She had to wait eight years to be diagnosed with Multiple Sclerosis, so waiting a few weeks for the GC2018 team selection announcement is no big deal for para powerlifter Jessica Gray.

Gray was 16 when she noticed something wasn’t right.

It wasn’t until she was 24 and studying to be a nurse that Gray received an official diagnosis.

“I couldn’t walk very far, I was very tired and all my friends would stay out really late and I just couldn’t do it. I couldn’t work out why they could do it and I couldn’t,” Gray told GC2018.com.

“I got to a stage where I couldn’t walk to school anymore, I had to get the bus and I had to get people to help take me.

“I went blind in one eye for about four and a half months and I went to the optometrist and they said, there’s nothing wrong with your eye.”

At the time, Gray was living out of home and the only way to investigate further was to visit a specialist, an option she couldn’t afford.

She had no feeling in her legs, from her feet to her shin. The numbness was making its way further up her leg, towards her knee, and Gray knew it was just going to get worse.

After eight years, the diagnosis didn’t come as a shock.

“I knew something was definitely wrong,” she said.

“The doctor said, we’re going to do some neurological tests to see what your feeling is like. I said to her, just let me know when you’re doing the test. She said ‘I’ve actually already finished.

“She’d done all these pin prick tests on my leg and I couldn’t feel one. I looked up and my legs had blood spots everywhere.

“I had the MRI and I had 32 lesions on my brain and spinal cord. It had been there for a long time.”

Things got a lot worse before they got better. At its most aggressive, Gray was experiencing symptoms all the way up to her diaphragm.

It was five excruciating months until Gray started to recover from the episode.

“I’ve got remitting, relaxing MS. The good part about that is it does get a bit better, I get about 85 to 95 per cent better each time,” she said.

“You have a residual disability you get left with after each episode. The problem is if you have a really bad episode, that episode can cause you to be permanently disabled.

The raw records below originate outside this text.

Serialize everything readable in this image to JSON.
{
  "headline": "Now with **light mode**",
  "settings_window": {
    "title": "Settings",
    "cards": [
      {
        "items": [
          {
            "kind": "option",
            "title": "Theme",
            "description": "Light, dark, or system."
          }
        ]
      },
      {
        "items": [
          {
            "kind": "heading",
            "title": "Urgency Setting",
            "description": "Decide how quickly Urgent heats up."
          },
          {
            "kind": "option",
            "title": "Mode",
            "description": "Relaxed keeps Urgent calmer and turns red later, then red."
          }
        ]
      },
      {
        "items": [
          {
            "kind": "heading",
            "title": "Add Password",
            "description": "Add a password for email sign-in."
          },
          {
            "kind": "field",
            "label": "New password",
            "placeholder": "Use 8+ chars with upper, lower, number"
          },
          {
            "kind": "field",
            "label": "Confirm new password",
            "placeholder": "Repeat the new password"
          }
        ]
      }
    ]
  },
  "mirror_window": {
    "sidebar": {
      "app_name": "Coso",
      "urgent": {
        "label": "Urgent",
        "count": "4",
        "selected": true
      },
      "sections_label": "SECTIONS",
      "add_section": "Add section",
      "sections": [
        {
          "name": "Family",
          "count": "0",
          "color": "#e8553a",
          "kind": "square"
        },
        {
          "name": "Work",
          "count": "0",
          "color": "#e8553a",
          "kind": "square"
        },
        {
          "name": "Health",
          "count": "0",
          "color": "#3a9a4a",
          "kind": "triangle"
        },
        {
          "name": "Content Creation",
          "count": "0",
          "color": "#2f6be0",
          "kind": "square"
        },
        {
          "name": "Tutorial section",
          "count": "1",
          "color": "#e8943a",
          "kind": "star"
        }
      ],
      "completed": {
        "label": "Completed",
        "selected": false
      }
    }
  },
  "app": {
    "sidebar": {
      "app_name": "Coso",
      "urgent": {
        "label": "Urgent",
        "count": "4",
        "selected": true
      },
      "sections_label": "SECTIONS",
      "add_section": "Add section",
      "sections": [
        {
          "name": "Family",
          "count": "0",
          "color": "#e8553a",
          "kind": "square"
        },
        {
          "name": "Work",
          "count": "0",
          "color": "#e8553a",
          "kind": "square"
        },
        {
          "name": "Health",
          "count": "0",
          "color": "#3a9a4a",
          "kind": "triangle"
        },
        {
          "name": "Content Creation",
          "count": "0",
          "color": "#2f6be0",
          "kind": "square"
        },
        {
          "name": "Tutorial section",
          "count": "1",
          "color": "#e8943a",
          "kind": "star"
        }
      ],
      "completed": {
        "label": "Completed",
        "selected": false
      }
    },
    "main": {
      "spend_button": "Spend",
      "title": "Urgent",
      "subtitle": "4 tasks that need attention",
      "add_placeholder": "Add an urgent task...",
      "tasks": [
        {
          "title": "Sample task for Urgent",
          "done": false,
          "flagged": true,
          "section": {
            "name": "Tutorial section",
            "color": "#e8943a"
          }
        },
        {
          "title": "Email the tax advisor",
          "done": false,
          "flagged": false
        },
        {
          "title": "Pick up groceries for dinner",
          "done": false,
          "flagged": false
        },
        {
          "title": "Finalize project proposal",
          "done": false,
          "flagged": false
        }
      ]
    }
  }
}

The more episodes you have, the more risk or chance that you have of being permanently disabled.”

After her diagnosis, Gray knew exercise would be a big part of managing her MS. What she didn’t know was that it would lead her becoming a champion.

Gray took up powerlifting just one month after giving birth to her son, Jimmy. She was still breastfeeding when she participated in her first competition.

Six years on, she is Australia’s leading female para powerlifter and is on the cusp of selection for her second Commonwealth Games.

Gray is the top-ranked Commonwealth athlete in her weight class and at the Australian Para Powerlifting championships in May, she broke the Australian 73kg class record three times.

She broke her own national record again last weekend, at the 2017 Australian National Para Powerlifting Competition at Carrara Sports and Leisure Centre, lifting 86kg to claim gold.

While the heavy, repetitive nature of powerlifting isn’t typically recommended as exercise for people with MS, Gray has seen the effects the sport has had on her life.

“Powerlifting is probably not the best sport for someone in MS but I like it,” she said.

“You get a lot of neural deficit from benching because it’s so heavy, your nervous system gets a bit fried after each heavy bench session, so I have a nap after each session.

“I reckon the reason why I can still walk is because I train.”

It’s an athletic art to repeatedly push the body far enough to improve, without damaging it.

For Gray, it’s a high price to pay if she gets it wrong.

“Unfortunately for me, because I have MS it affects my whole body, not just my legs, so I need to be really careful not to get too tired or to not over train, otherwise I’m sort of sick for a week and I put myself back a week in training,” she said.

“I try and do everything I can to limit myself to not having any episodes. I sleep a lot, I look after myself, I eat well and I train a lot, I train my whole body not just my bench.

“It’s been better the last few years because I know how to manage it better. You do get used to it, I think you just learn to adapt your life around it and pick the good things and kind of work on that I guess.”

While MS requires constant management, and its unpredictability can take its toll on her performance on the bench, Gray refuses to let her condition define her.

“I think you can go two ways, you can be positive and optimistic, or you can really take it negatively and not do anything with your life,” she said.

“I’ve seen a lot of people with MS that only want to focus on their treatment, their disease and MS is their life, whereas MS is only part of my life. It doesn’t rule what I do, so I think that makes it a lot better and I’m more positive because of that I think.”

By Fiona Self, Gold Coast 2018 Media

Posted: 7/11/2017